And speaking of Ford—which is arguably on fire, as compared to last year its total Ford brand sales (excluding Lincoln, Mercury, and Volvo) are up 45.6%--it is worth making a point of reference vis-à-vis Toyota.

In March Ford sold 22,773 Fusions. That is the biggest selling car. So compare that with the 29,623 Camrys. Even if you toss in the Taurus for good measure, the total is 29,774, or just a 151 more units than Camry. Ford sold 19,500 Focuses. Toyota sold 29,623 Corollas.

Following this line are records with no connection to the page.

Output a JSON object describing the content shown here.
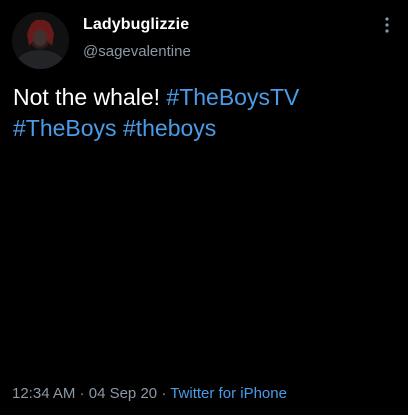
{
  "author": {
    "display_name": "Ladybuglizzie",
    "handle": "@sagevalentine",
    "avatar_icon": "profile-avatar"
  },
  "tweet": {
    "text_plain": "Not the whale!",
    "hashtags": [
      "#TheBoysTV",
      "#TheBoys",
      "#theboys"
    ]
  },
  "meta": {
    "time": "12:34 AM",
    "separator": "·",
    "date": "04 Sep 20",
    "source": "Twitter for iPhone"
  },
  "icons": {
    "more": "more-vertical-icon"
  },
  "colors": {
    "background": "#000000",
    "text": "#ffffff",
    "secondary": "#8b98a5",
    "link": "#4a9ce8"
  }
}
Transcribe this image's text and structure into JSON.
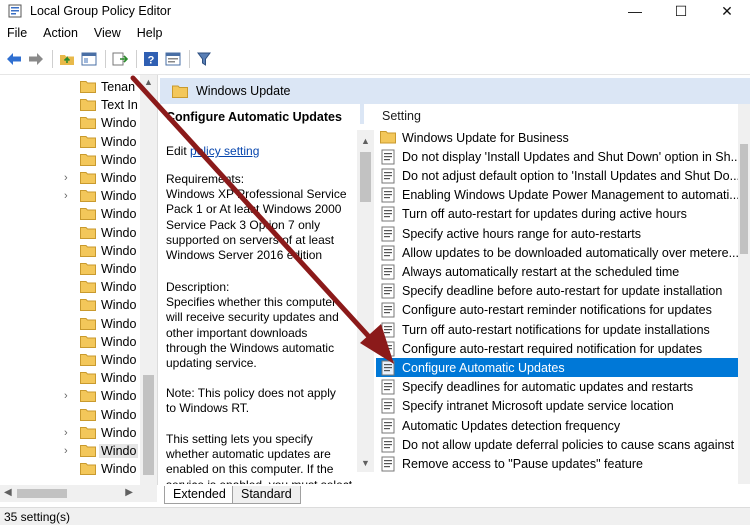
{
  "window": {
    "title": "Local Group Policy Editor",
    "minimize_glyph": "—",
    "maximize_glyph": "☐",
    "close_glyph": "✕"
  },
  "menu": [
    "File",
    "Action",
    "View",
    "Help"
  ],
  "toolbar": {
    "icons": [
      "back-arrow-icon",
      "forward-arrow-icon",
      "up-folder-icon",
      "show-hide-tree-icon",
      "export-list-icon",
      "help-icon",
      "properties-icon",
      "filter-icon"
    ]
  },
  "tree": {
    "items": [
      {
        "label": "Tenan",
        "expandable": false
      },
      {
        "label": "Text In",
        "expandable": false
      },
      {
        "label": "Windo",
        "expandable": false
      },
      {
        "label": "Windo",
        "expandable": false
      },
      {
        "label": "Windo",
        "expandable": false
      },
      {
        "label": "Windo",
        "expandable": true
      },
      {
        "label": "Windo",
        "expandable": true
      },
      {
        "label": "Windo",
        "expandable": false
      },
      {
        "label": "Windo",
        "expandable": false
      },
      {
        "label": "Windo",
        "expandable": false
      },
      {
        "label": "Windo",
        "expandable": false
      },
      {
        "label": "Windo",
        "expandable": false
      },
      {
        "label": "Windo",
        "expandable": false
      },
      {
        "label": "Windo",
        "expandable": false
      },
      {
        "label": "Windo",
        "expandable": false
      },
      {
        "label": "Windo",
        "expandable": false
      },
      {
        "label": "Windo",
        "expandable": false
      },
      {
        "label": "Windo",
        "expandable": true
      },
      {
        "label": "Windo",
        "expandable": false
      },
      {
        "label": "Windo",
        "expandable": true
      },
      {
        "label": "Windo",
        "expandable": true,
        "selected": true
      },
      {
        "label": "Windo",
        "expandable": false
      }
    ]
  },
  "header": {
    "title": "Windows Update"
  },
  "description": {
    "title": "Configure Automatic Updates",
    "edit_prefix": "Edit ",
    "edit_link": "policy setting",
    "requirements": "Requirements:\nWindows XP Professional Service\nPack 1 or At least Windows 2000\nService Pack 3 Option 7 only\nsupported on servers of at least\nWindows Server 2016 edition",
    "description_text": "Description:\nSpecifies whether this computer\nwill receive security updates and\nother important downloads\nthrough the Windows automatic\nupdating service.",
    "note": "Note: This policy does not apply\nto Windows RT.",
    "more": "This setting lets you specify\nwhether automatic updates are\nenabled on this computer. If the\nservice is enabled, you must select"
  },
  "settings": {
    "column_header": "Setting",
    "rows": [
      {
        "label": "Windows Update for Business",
        "kind": "folder"
      },
      {
        "label": "Do not display 'Install Updates and Shut Down' option in Sh...",
        "kind": "policy"
      },
      {
        "label": "Do not adjust default option to 'Install Updates and Shut Do...",
        "kind": "policy"
      },
      {
        "label": "Enabling Windows Update Power Management to automati...",
        "kind": "policy"
      },
      {
        "label": "Turn off auto-restart for updates during active hours",
        "kind": "policy"
      },
      {
        "label": "Specify active hours range for auto-restarts",
        "kind": "policy"
      },
      {
        "label": "Allow updates to be downloaded automatically over metere...",
        "kind": "policy"
      },
      {
        "label": "Always automatically restart at the scheduled time",
        "kind": "policy"
      },
      {
        "label": "Specify deadline before auto-restart for update installation",
        "kind": "policy"
      },
      {
        "label": "Configure auto-restart reminder notifications for updates",
        "kind": "policy"
      },
      {
        "label": "Turn off auto-restart notifications for update installations",
        "kind": "policy"
      },
      {
        "label": "Configure auto-restart required notification for updates",
        "kind": "policy"
      },
      {
        "label": "Configure Automatic Updates",
        "kind": "policy",
        "selected": true
      },
      {
        "label": "Specify deadlines for automatic updates and restarts",
        "kind": "policy"
      },
      {
        "label": "Specify intranet Microsoft update service location",
        "kind": "policy"
      },
      {
        "label": "Automatic Updates detection frequency",
        "kind": "policy"
      },
      {
        "label": "Do not allow update deferral policies to cause scans against ...",
        "kind": "policy"
      },
      {
        "label": "Remove access to \"Pause updates\" feature",
        "kind": "policy"
      }
    ]
  },
  "tabs": [
    {
      "label": "Extended",
      "active": true
    },
    {
      "label": "Standard",
      "active": false
    }
  ],
  "status": {
    "text": "35 setting(s)"
  },
  "colors": {
    "selection": "#0078d7",
    "header_band": "#dbe6f5",
    "annotation_arrow": "#8b1a1a",
    "link": "#0645ad"
  }
}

Now much of Toyota’s success is undoubtedly predicated on the fact that they’re making what the company itself is describing on its website as “historic offers.” Meaning you can get incredible deals on the company’s products. That said, however, this presents Detroit—and please know that Ford is just being used as an example—with a problem because it has been selling against Toyota (and Honda, which, incidentally, sold 29,120 Accords in March and 22,463 Civics) hard, trying to get customers to try its products. If they get into the Camrys and Corollas, these customers might like them as much as previous customers have. So any advantage from the recalls is ultimately moot.